When you make things better for other people, they tend to go on to do better things than they otherwise would have. When you’re kind to someone, they’re more likely to be kind to someone else, and that person is more likely to be kind to someone else, and so on. When you help someone, they’re more likely to help someone else, and so on. None of these are guarantees, of course, but your effort is raising the odds just a little.

Over time, with enough events, you’ve definitely become the source of a lot of positive events throughout the community and the world. At some point, you’ve likely altered the path of a few people in a significant way, but in a way that’s completely invisible to you. You helped someone with a little effort at just the right moment and that really changed their path, not just making their day a little better.

Those better paths make your world better – they make everyone’s world better. Someone ends up going to school in part because of a little impact you have, and that person ends up being part of a big discovery or helps a business develop and distribute a great product or learns how to better manage a crisis center. Someone reflects on a kind word you said and uses that as part of a spark to turn their life around and they become a better parent, lifting a child from a mediocre outcome to a pretty good outcome, and that person ends up really being a positive force in the community when you’re older.

The vast, vast majority of kind things you do won’t have that kind of tide-raising effect, the kind of effect that benefits you and everyone else, but a few of them will, and you’ll never know which ones. Never forget the rising tide when you do something helpful or altruistic.

Making the Lives of Others Better Is Reason Enough, But the Extra Benefits Are Great, Too

Throughout this article, I’ve extolled a ton of the value in being kind, being altruistic, and helping others without seeing an immediate benefit for yourself. You build positive relationships. You build skills. You build reputation. You make the community better as a whole.

The thing is, there really doesn’t need to be a benefit for being kind or altruistic – helping others is a reward unto itself. Simply making things better for someone else going through this up-and-down journey we call life has value… but, unfortunately, it’s not always enough value, which is why it can be useful to point out the many real and tangible benefits to being altruistic.

The reality is that there are a huge number of benefits to simply being kind and helpful as often as possible, and given that the modern world is one that is constantly growing in terms of opportunity and efficiency, many of those benefits literally help everyone involved. The benefits go to the person you helped, sure, but they also spread out to people you’ll never see, and some of those benefits come right back to you. When we work together, we all get more efficient.

Yes, there are always going to be people who do accept your help and kindness and offer nothing in return, but the relatively small amount that you lose in such situations is small compared to what you gain from the vast majority of people out there who are lifted up by the helpfulness of others and will act accordingly.

In short, be kind. Be helpful. Treat others as you would ideally like to be treated. Not only is it the right way to act in the world, the principle of egoistic altruism reveals a ton of personal, professional, and financial benefit for doing so as much as possible.

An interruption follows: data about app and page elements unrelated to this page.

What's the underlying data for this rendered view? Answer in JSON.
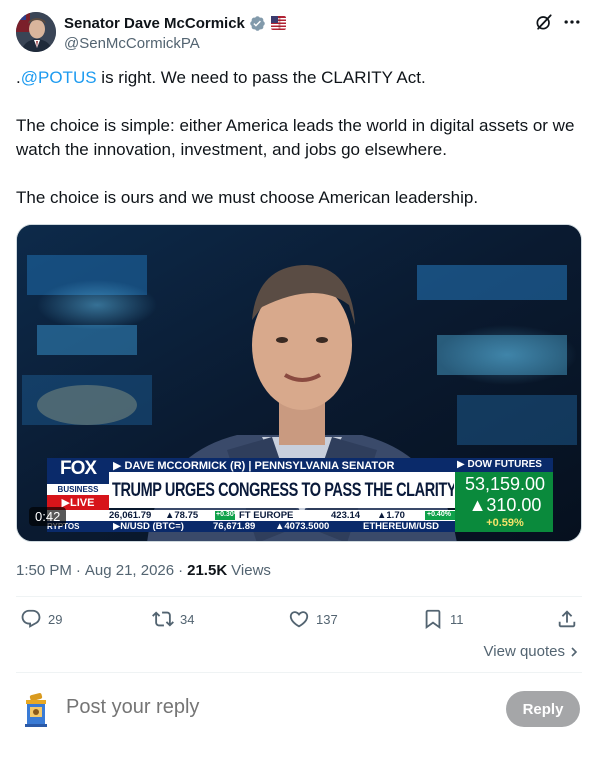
{
  "author": {
    "display_name": "Senator Dave McCormick",
    "handle": "@SenMcCormickPA"
  },
  "tweet": {
    "paragraph1_prefix": ".",
    "mention": "@POTUS",
    "paragraph1_rest": " is right. We need to pass the CLARITY Act.",
    "paragraph2": "The choice is simple: either America leads the world in digital assets or we watch the innovation, investment, and jobs go elsewhere.",
    "paragraph3": "The choice is ours and we must choose American leadership."
  },
  "video": {
    "duration": "0:42",
    "broadcast": {
      "logo_top": "FOX",
      "logo_mid": "BUSINESS",
      "logo_live": "LIVE",
      "lower_third_name": "▶ DAVE MCCORMICK (R) | PENNSYLVANIA SENATOR",
      "headline": "TRUMP URGES CONGRESS TO PASS THE CLARITY ACT",
      "dow_label": "▶ DOW FUTURES",
      "dow_value": "53,159.00",
      "dow_change": "▲310.00",
      "dow_pct": "+0.59%",
      "ticker_row1_a": "26,061.79",
      "ticker_row1_b": "▲78.75",
      "ticker_row1_c": "+0.30%",
      "ticker_row1_d": "FT EUROPE",
      "ticker_row1_e": "423.14",
      "ticker_row1_f": "▲1.70",
      "ticker_row1_g": "+0.40%",
      "ticker_row2_a": "RYPTOS",
      "ticker_row2_b": "▶N/USD (BTC=)",
      "ticker_row2_c": "76,671.89",
      "ticker_row2_d": "▲4073.5000",
      "ticker_row2_e": "ETHEREUM/USD"
    }
  },
  "meta": {
    "time": "1:50 PM",
    "date": "Aug 21, 2026",
    "views_count": "21.5K",
    "views_label": "Views"
  },
  "actions": {
    "replies": "29",
    "reposts": "34",
    "likes": "137",
    "bookmarks": "11"
  },
  "view_quotes": "View quotes",
  "reply": {
    "placeholder": "Post your reply",
    "button": "Reply"
  },
  "colors": {
    "accent": "#1d9bf0",
    "secondary_text": "#536471",
    "verified": "#829aab",
    "fox_red": "#d7141a",
    "ticker_green": "#0fa14a"
  }
}
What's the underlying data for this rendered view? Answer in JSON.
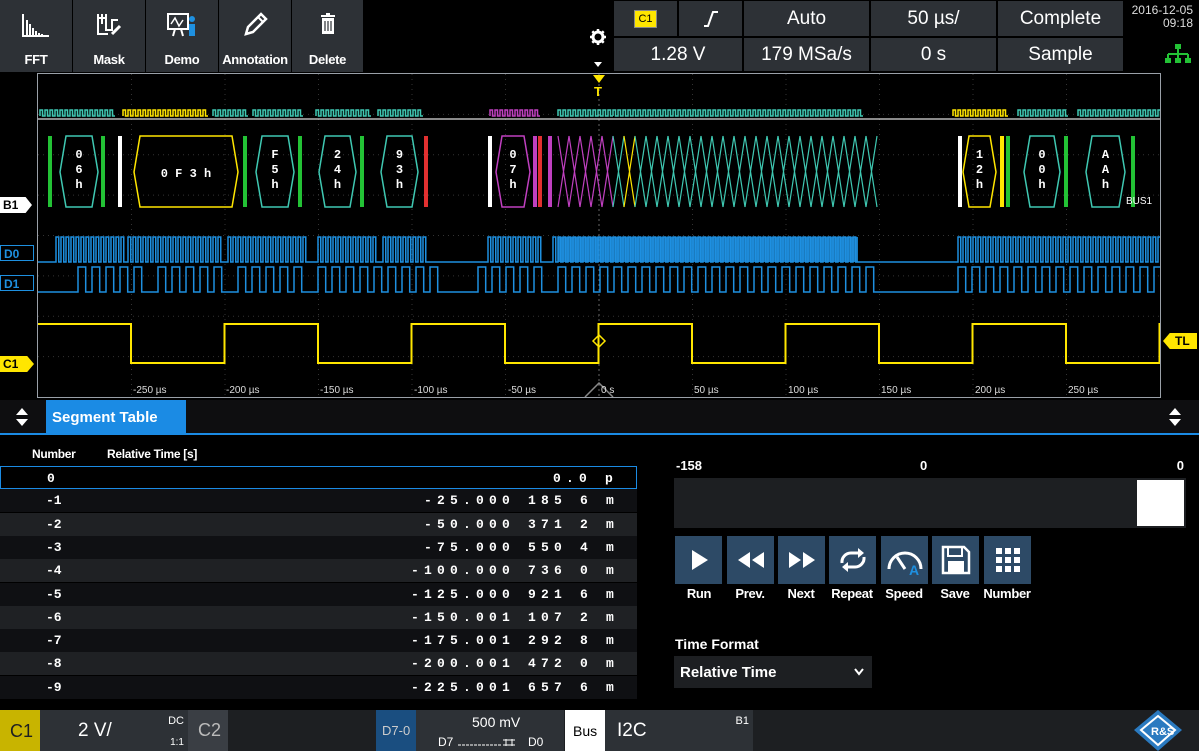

Trent Hamm

Founder of The Simple Dollar

Trent Hamm founded The Simple Dollar in 2006 after developing innovative financial strategies to get out of debt. Since then, he’s written three books (published by Simon & Schuster and Financial Times Press), contributed to Business Insider, US News & World Report, Yahoo Finance, and Lifehacker, and been featured in The New York Times, TIME, Forbes, The Guardian, and elsewhere.